• **Exercise material**
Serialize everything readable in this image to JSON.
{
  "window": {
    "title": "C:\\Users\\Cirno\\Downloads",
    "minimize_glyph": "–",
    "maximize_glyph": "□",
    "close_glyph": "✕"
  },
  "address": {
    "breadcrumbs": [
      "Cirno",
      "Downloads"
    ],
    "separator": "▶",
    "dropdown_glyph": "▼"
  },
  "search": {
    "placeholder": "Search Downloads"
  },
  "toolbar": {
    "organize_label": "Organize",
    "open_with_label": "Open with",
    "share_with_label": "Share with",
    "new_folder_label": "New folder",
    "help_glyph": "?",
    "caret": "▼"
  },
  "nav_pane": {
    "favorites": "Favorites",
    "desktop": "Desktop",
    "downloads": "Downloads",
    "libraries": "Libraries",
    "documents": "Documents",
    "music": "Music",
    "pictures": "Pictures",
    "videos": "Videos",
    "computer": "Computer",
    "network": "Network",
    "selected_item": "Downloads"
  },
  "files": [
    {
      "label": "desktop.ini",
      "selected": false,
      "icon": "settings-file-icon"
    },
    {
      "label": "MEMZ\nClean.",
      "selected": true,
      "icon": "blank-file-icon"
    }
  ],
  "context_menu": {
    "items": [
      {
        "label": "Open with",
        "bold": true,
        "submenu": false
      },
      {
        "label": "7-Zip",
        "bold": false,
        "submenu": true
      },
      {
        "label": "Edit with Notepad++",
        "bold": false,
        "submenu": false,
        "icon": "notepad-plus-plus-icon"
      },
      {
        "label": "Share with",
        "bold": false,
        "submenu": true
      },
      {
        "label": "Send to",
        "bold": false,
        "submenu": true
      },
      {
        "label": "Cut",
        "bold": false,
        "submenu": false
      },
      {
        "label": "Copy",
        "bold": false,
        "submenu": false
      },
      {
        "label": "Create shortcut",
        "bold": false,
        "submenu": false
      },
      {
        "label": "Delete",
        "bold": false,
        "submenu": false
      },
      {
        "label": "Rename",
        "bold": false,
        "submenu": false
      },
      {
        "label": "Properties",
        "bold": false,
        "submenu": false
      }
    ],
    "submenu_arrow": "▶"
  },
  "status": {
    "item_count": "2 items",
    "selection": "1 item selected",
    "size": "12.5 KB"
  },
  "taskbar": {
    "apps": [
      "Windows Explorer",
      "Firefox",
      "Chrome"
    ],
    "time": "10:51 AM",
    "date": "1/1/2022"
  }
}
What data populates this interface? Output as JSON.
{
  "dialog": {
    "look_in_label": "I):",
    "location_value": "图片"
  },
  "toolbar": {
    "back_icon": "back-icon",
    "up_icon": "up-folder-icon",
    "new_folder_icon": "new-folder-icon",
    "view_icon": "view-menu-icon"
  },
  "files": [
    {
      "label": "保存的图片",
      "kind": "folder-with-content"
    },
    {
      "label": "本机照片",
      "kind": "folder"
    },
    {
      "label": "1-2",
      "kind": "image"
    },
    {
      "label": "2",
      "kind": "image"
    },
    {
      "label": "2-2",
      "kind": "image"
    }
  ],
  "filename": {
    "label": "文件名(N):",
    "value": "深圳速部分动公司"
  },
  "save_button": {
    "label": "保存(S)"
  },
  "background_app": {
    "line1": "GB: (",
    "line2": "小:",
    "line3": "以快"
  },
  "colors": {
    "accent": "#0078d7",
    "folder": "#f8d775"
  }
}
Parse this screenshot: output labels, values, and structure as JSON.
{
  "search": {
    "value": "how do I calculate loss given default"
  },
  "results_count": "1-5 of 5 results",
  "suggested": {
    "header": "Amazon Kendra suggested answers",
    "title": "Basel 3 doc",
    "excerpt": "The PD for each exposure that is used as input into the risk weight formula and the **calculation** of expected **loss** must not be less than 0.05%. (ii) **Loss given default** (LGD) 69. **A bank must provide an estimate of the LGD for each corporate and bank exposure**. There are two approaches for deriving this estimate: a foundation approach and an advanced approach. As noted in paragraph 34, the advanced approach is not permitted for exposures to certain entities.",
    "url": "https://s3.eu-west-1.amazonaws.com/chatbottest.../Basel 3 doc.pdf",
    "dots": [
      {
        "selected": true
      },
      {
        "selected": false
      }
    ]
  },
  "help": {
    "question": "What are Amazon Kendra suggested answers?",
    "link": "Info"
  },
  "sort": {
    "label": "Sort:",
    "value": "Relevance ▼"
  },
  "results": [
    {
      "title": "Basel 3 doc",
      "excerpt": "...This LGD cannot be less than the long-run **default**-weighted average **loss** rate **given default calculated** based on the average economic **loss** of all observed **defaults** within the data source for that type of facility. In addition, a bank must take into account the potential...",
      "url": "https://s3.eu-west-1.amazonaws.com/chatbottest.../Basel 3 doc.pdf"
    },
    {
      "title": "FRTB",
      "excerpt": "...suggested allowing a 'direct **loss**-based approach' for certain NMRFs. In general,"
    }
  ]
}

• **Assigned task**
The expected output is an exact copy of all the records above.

• **Solution for this exercise**
Serialize everything readable in this image to JSON.
{
  "window": {
    "title": "C:\\Users\\Cirno\\Downloads",
    "minimize_glyph": "–",
    "maximize_glyph": "□",
    "close_glyph": "✕"
  },
  "address": {
    "breadcrumbs": [
      "Cirno",
      "Downloads"
    ],
    "separator": "▶",
    "dropdown_glyph": "▼"
  },
  "search": {
    "placeholder": "Search Downloads"
  },
  "toolbar": {
    "organize_label": "Organize",
    "open_with_label": "Open with",
    "share_with_label": "Share with",
    "new_folder_label": "New folder",
    "help_glyph": "?",
    "caret": "▼"
  },
  "nav_pane": {
    "favorites": "Favorites",
    "desktop": "Desktop",
    "downloads": "Downloads",
    "libraries": "Libraries",
    "documents": "Documents",
    "music": "Music",
    "pictures": "Pictures",
    "videos": "Videos",
    "computer": "Computer",
    "network": "Network",
    "selected_item": "Downloads"
  },
  "files": [
    {
      "label": "desktop.ini",
      "selected": false,
      "icon": "settings-file-icon"
    },
    {
      "label": "MEMZ\nClean.",
      "selected": true,
      "icon": "blank-file-icon"
    }
  ],
  "context_menu": {
    "items": [
      {
        "label": "Open with",
        "bold": true,
        "submenu": false
      },
      {
        "label": "7-Zip",
        "bold": false,
        "submenu": true
      },
      {
        "label": "Edit with Notepad++",
        "bold": false,
        "submenu": false,
        "icon": "notepad-plus-plus-icon"
      },
      {
        "label": "Share with",
        "bold": false,
        "submenu": true
      },
      {
        "label": "Send to",
        "bold": false,
        "submenu": true
      },
      {
        "label": "Cut",
        "bold": false,
        "submenu": false
      },
      {
        "label": "Copy",
        "bold": false,
        "submenu": false
      },
      {
        "label": "Create shortcut",
        "bold": false,
        "submenu": false
      },
      {
        "label": "Delete",
        "bold": false,
        "submenu": false
      },
      {
        "label": "Rename",
        "bold": false,
        "submenu": false
      },
      {
        "label": "Properties",
        "bold": false,
        "submenu": false
      }
    ],
    "submenu_arrow": "▶"
  },
  "status": {
    "item_count": "2 items",
    "selection": "1 item selected",
    "size": "12.5 KB"
  },
  "taskbar": {
    "apps": [
      "Windows Explorer",
      "Firefox",
      "Chrome"
    ],
    "time": "10:51 AM",
    "date": "1/1/2022"
  }
}
What data populates this interface? Output as JSON.
{
  "dialog": {
    "look_in_label": "I):",
    "location_value": "图片"
  },
  "toolbar": {
    "back_icon": "back-icon",
    "up_icon": "up-folder-icon",
    "new_folder_icon": "new-folder-icon",
    "view_icon": "view-menu-icon"
  },
  "files": [
    {
      "label": "保存的图片",
      "kind": "folder-with-content"
    },
    {
      "label": "本机照片",
      "kind": "folder"
    },
    {
      "label": "1-2",
      "kind": "image"
    },
    {
      "label": "2",
      "kind": "image"
    },
    {
      "label": "2-2",
      "kind": "image"
    }
  ],
  "filename": {
    "label": "文件名(N):",
    "value": "深圳速部分动公司"
  },
  "save_button": {
    "label": "保存(S)"
  },
  "background_app": {
    "line1": "GB: (",
    "line2": "小:",
    "line3": "以快"
  },
  "colors": {
    "accent": "#0078d7",
    "folder": "#f8d775"
  }
}
Parse this screenshot: output labels, values, and structure as JSON.
{
  "search": {
    "value": "how do I calculate loss given default"
  },
  "results_count": "1-5 of 5 results",
  "suggested": {
    "header": "Amazon Kendra suggested answers",
    "title": "Basel 3 doc",
    "excerpt": "The PD for each exposure that is used as input into the risk weight formula and the **calculation** of expected **loss** must not be less than 0.05%. (ii) **Loss given default** (LGD) 69. **A bank must provide an estimate of the LGD for each corporate and bank exposure**. There are two approaches for deriving this estimate: a foundation approach and an advanced approach. As noted in paragraph 34, the advanced approach is not permitted for exposures to certain entities.",
    "url": "https://s3.eu-west-1.amazonaws.com/chatbottest.../Basel 3 doc.pdf",
    "dots": [
      {
        "selected": true
      },
      {
        "selected": false
      }
    ]
  },
  "help": {
    "question": "What are Amazon Kendra suggested answers?",
    "link": "Info"
  },
  "sort": {
    "label": "Sort:",
    "value": "Relevance ▼"
  },
  "results": [
    {
      "title": "Basel 3 doc",
      "excerpt": "...This LGD cannot be less than the long-run **default**-weighted average **loss** rate **given default calculated** based on the average economic **loss** of all observed **defaults** within the data source for that type of facility. In addition, a bank must take into account the potential...",
      "url": "https://s3.eu-west-1.amazonaws.com/chatbottest.../Basel 3 doc.pdf"
    },
    {
      "title": "FRTB",
      "excerpt": "...suggested allowing a 'direct **loss**-based approach' for certain NMRFs. In general,"
    }
  ]
}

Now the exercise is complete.